As this spread narrows, investors fear that the yield curve could eventually invert, meaning that short-term rates will be higher than long-term yields. As of Friday, the difference was only 0.25%, with 10-year bonds yielding about 2% and 2-year bonds yielding 1.75%.
The gap widened slightly on Monday as the 10-year yield climbed to 2.1% and the 2-year yield rose to around 1.82%, resulting in a spread of 0.28%.
An inverted yield curve has often been a potential recession signal. The yield curve flipped in 2019 ahead of the 2020 Covid-induced recession. This was also done in 2007 before the 2008 Global Financial Crisis/Great Recession. And that all changed in early 2000, right before the dot-com and tech stock crash.
U.S. Labor Secretary Marty Walsh told CNN’s Poppy Harlow that the recession is “real” but added that “we have a very strong economy” and noted that the labor market in particular is healthy.
When investors want higher short-term bond rates, it’s an indication that bondholders are nervous. Typically, long-term bond rates are higher because you have to wait longer to receive payments.
So, how much should investors worry about the yield curve flipping over?
Some argue that the only reason this is happening is Russia’s invasion of Ukraine and the resulting spike in commodity prices.
“Recession risks are rising, but not necessarily immediately, unless global geopolitics deteriorates sharply from this delicate starting point,” Jim Reed, strategist at Deutsche Bank, said in the report.
The Federal Reserve, widely expected to raise interest rates later this week, may be careful not to raise rates aggressively enough to push short-term yields even further and eventually flip the yield curve.
This could lead to a downturn in the labor market. And the Fed should keep an eye on the unemployment rate as well as inflation.
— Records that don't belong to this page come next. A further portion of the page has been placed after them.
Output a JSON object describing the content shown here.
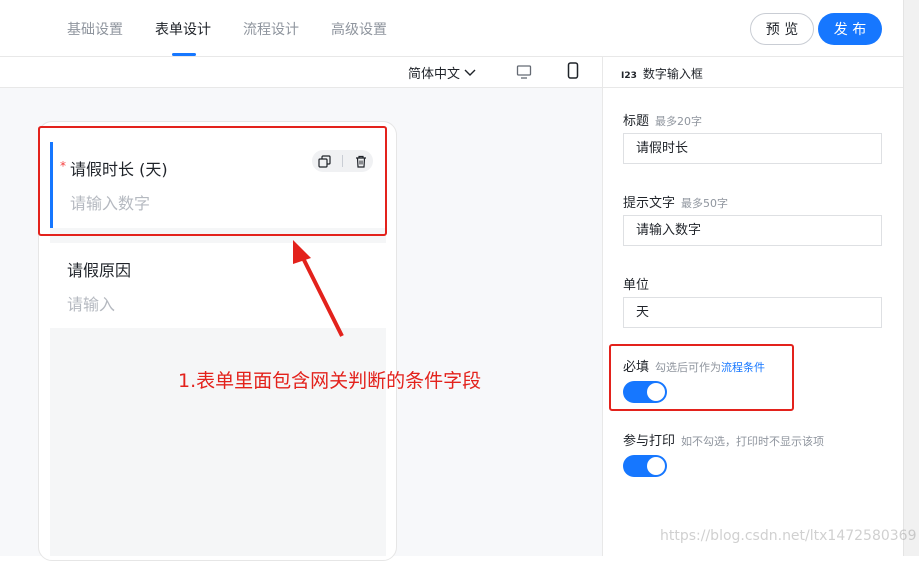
{
  "tabs": [
    {
      "label": "基础设置"
    },
    {
      "label": "表单设计"
    },
    {
      "label": "流程设计"
    },
    {
      "label": "高级设置"
    }
  ],
  "header": {
    "preview_label": "预 览",
    "publish_label": "发 布"
  },
  "toolbar": {
    "language": "简体中文"
  },
  "form": {
    "field1": {
      "required_mark": "*",
      "label": "请假时长 (天)",
      "placeholder": "请输入数字"
    },
    "field2": {
      "label": "请假原因",
      "placeholder": "请输入"
    }
  },
  "annotation": {
    "text": "1.表单里面包含网关判断的条件字段"
  },
  "panel": {
    "title": "数字输入框",
    "title_icon": "I23",
    "title_prop": {
      "label": "标题",
      "hint": "最多20字",
      "value": "请假时长"
    },
    "placeholder_prop": {
      "label": "提示文字",
      "hint": "最多50字",
      "value": "请输入数字"
    },
    "unit_prop": {
      "label": "单位",
      "value": "天"
    },
    "required_prop": {
      "label": "必填",
      "hint": "勾选后可作为",
      "link": "流程条件",
      "on": true
    },
    "print_prop": {
      "label": "参与打印",
      "hint": "如不勾选，打印时不显示该项",
      "on": true
    }
  },
  "watermark": "https://blog.csdn.net/ltx1472580369",
  "colors": {
    "accent": "#1677ff",
    "annotation": "#e3221c"
  }
}
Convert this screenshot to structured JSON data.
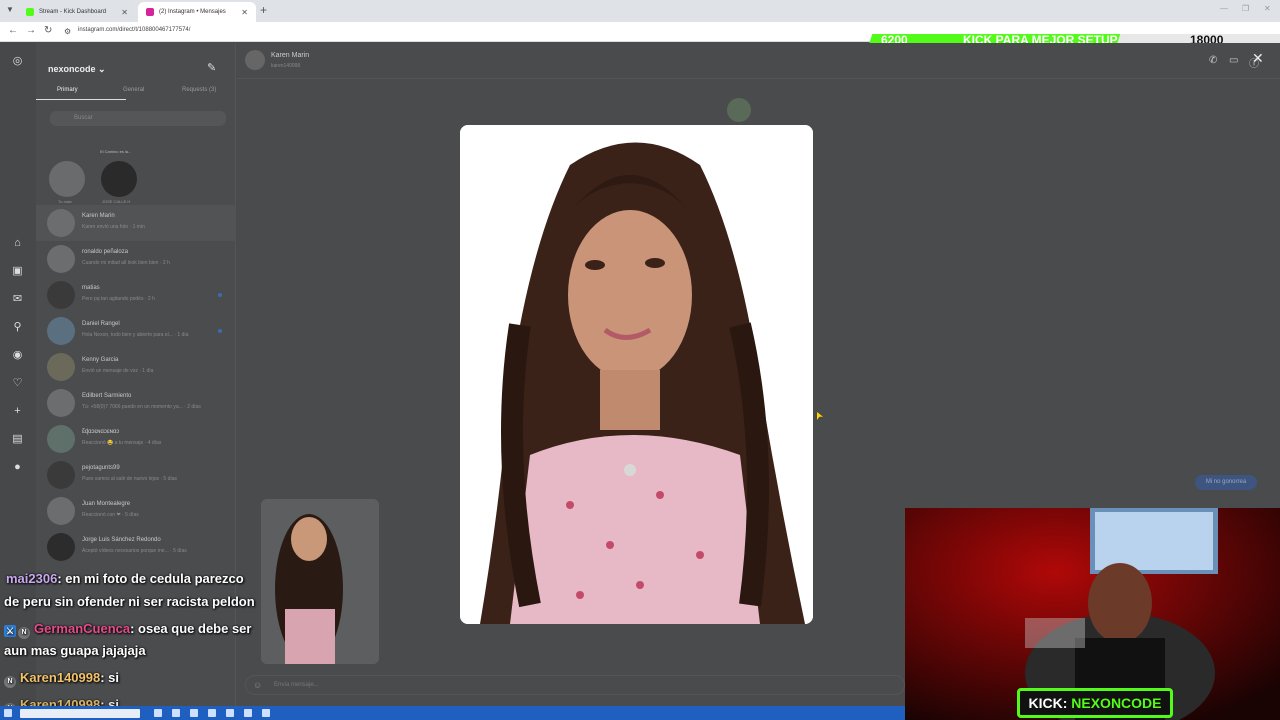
{
  "browser": {
    "tabs": [
      {
        "label": "Stream - Kick Dashboard",
        "favicon_color": "#53fc18"
      },
      {
        "label": "(2) Instagram • Mensajes",
        "favicon_color": "#d6249f"
      }
    ],
    "url": "instagram.com/direct/t/108800467177574/"
  },
  "goal_bar": {
    "current": "6200",
    "title": "KICK PARA MEJOR SETUP",
    "target": "18000",
    "progress_fraction": 0.34
  },
  "instagram": {
    "username": "nexoncode",
    "filter_tabs": [
      "Primary",
      "General",
      "Requests (3)"
    ],
    "search_placeholder": "Buscar",
    "notes": [
      {
        "label": "Tu nota"
      },
      {
        "label": "JOSE CALLE H"
      }
    ],
    "note_text": "El Camino es la...",
    "conversations": [
      {
        "name": "Karen Marin",
        "preview": "Karen envió una foto · 1 min"
      },
      {
        "name": "ronaldo peñaloza",
        "preview": "Cuando mi mitad all look bien bien · 2 h"
      },
      {
        "name": "matias",
        "preview": "Pero pq tan agitando podés · 2 h"
      },
      {
        "name": "Daniel Rangel",
        "preview": "Hola Nexon, todo bien y abierto para el... · 1 día"
      },
      {
        "name": "Kenny Garcia",
        "preview": "Envió un mensaje de voz · 1 día"
      },
      {
        "name": "Edilbert Sarmiento",
        "preview": "Tú: +58(0)7 7066 puedo en un momento ya... · 2 días"
      },
      {
        "name": "ɛ̃ɖɑɔɛɴɑɔɛɴɑɔ",
        "preview": "Reaccionó 😂 a tu mensaje · 4 días"
      },
      {
        "name": "pejotagunts99",
        "preview": "Pues vamos al salir de nuevo lejos · 5 días"
      },
      {
        "name": "Juan Montealegre",
        "preview": "Reaccionó con ❤ · 5 días"
      },
      {
        "name": "Jorge Luis Sánchez Redondo",
        "preview": "Aceptó vídeos necesarios porque me... · 5 días"
      }
    ],
    "chat_header": {
      "name": "Karen Marin",
      "sub": "karen140998"
    },
    "message_bubble": "Mi no gonorrea",
    "message_placeholder": "Envía mensaje..."
  },
  "stream_chat": [
    {
      "user": "mai2306",
      "text": ": en mi foto de cedula parezco",
      "cont": "de peru sin ofender ni ser racista peldon"
    },
    {
      "user": "GermanCuenca",
      "text": ": osea que debe ser",
      "cont": "aun mas guapa jajajaja"
    },
    {
      "user": "Karen140998",
      "text": ": si"
    },
    {
      "user": "Karen140998",
      "text": ": si"
    }
  ],
  "stream_label": {
    "prefix": "KICK:",
    "name": "NEXONCODE"
  },
  "colors": {
    "kick_green": "#53fc18",
    "bg_dim": "#4a4b4d"
  }
}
“Chair [Jerome] Powell will make it clear that the Fed is aware of its dual mandate and does not want to invert the yield curve and cause a recession,” ICAP Chief Investment Officer Jay Hatfield said in the report.
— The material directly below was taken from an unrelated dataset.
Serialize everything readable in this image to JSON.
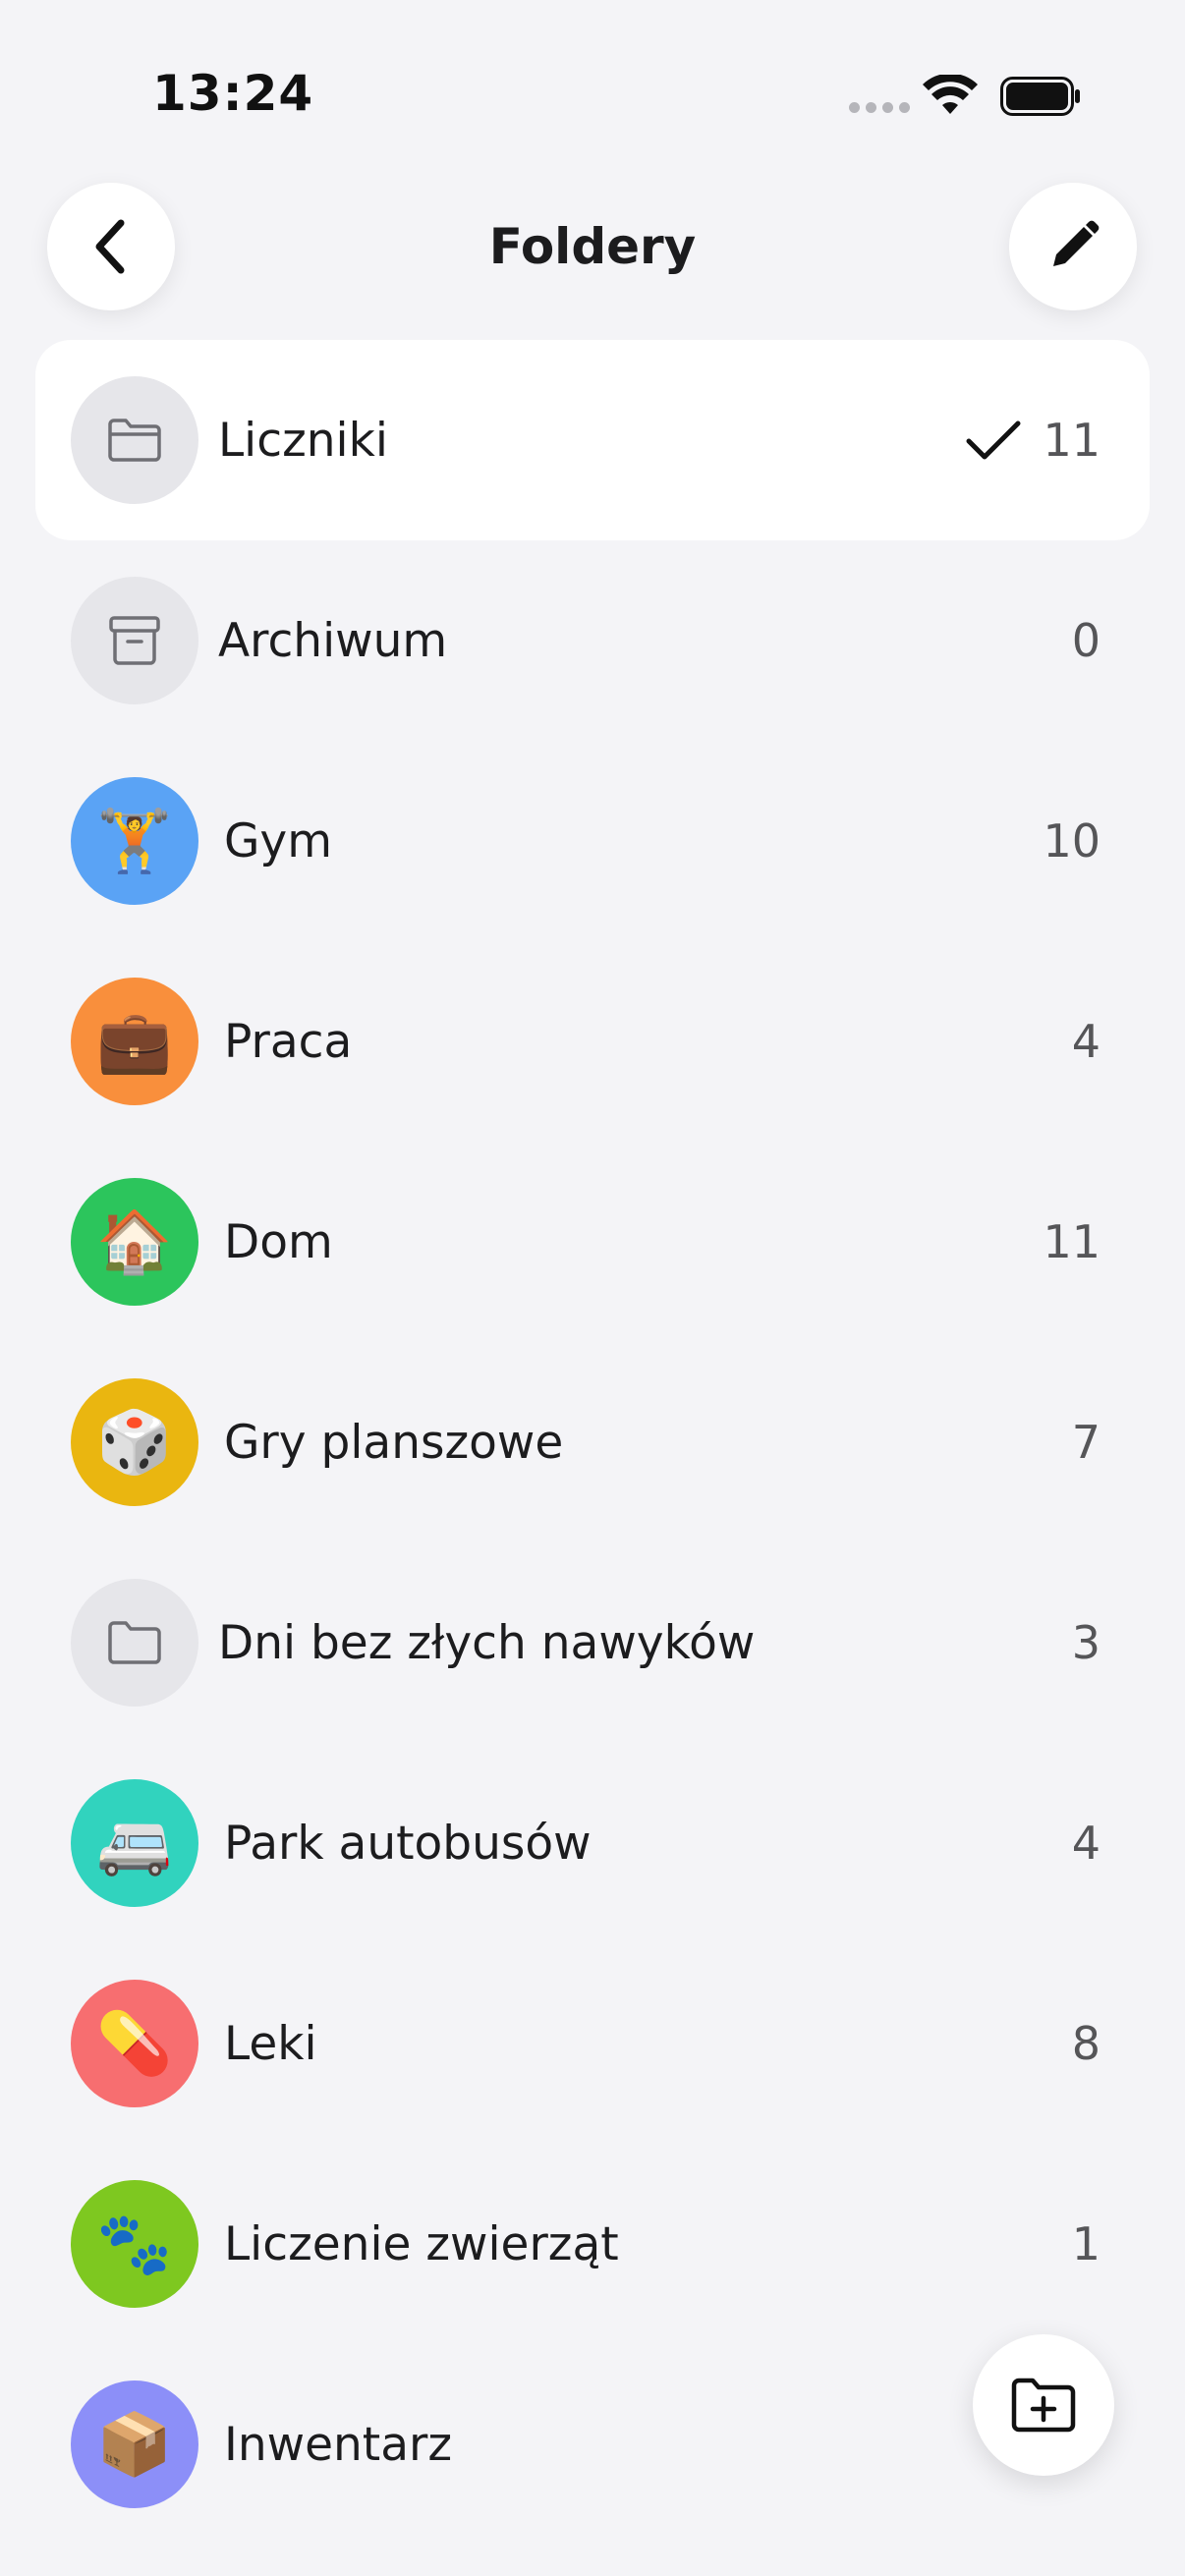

Inflationary fears existed before Russian-Ukrainian relations
While geopolitical tensions may have distorted prices, inflationary pressures were mounting even before Russia’s attack on Ukraine.
“Russia/Ukraine is only adding to the natural economic slowdown that could have occurred when the Fed tightened policy,” Tom Essay, founder of Sevens Report Research, said in a note last week.
Essay argues that the Fed’s rate hike and economic slowdown would likely have resulted in an inverted yield curve at some point later this year, even if Russia and Ukraine weren’t in the headlines.
“The impending rate hike (which is still happening) will be coupled with slower growth momentum from higher commodity prices and higher inflation, leading to an earlier-than-expected slowdown in growth,” he said.
Rising short-term rates could also create problems for large Wall Street firms. While higher rates tend to increase returns on loans, they also make trading, especially bonds, a gamble.
“The recent flattening of the yield curve and volatility in the capital markets represent new risks, so we are more cautious on the largest banks,” analysts at research firm KBW said in a recent report.
The fact that bond yields are low is not necessarily a bad thing. Rates fall when investors buy bonds. Thus, traders clearly still view US Treasury debt as stable enough to continue to flock to it. But such a sharp drop in short-term rates is unusual.
One strategist noted that it doesn’t matter if investors buy bonds because they consider them safe. There is more to worry about.
“The drumbeat of the recession is picking up steam,” Nancy Tengler, CEO and CIO of Laffer Tengler Investments, said in the report. “Of course, there are many reasons for concern. Soaring inflation, rising energy prices, a near-certain eurozone recession and a dangerously flat yield curve.”
“It doesn’t matter that the yield curve is skewed by the exodus towards quality,” Tengler added. “Inversion is inversion.”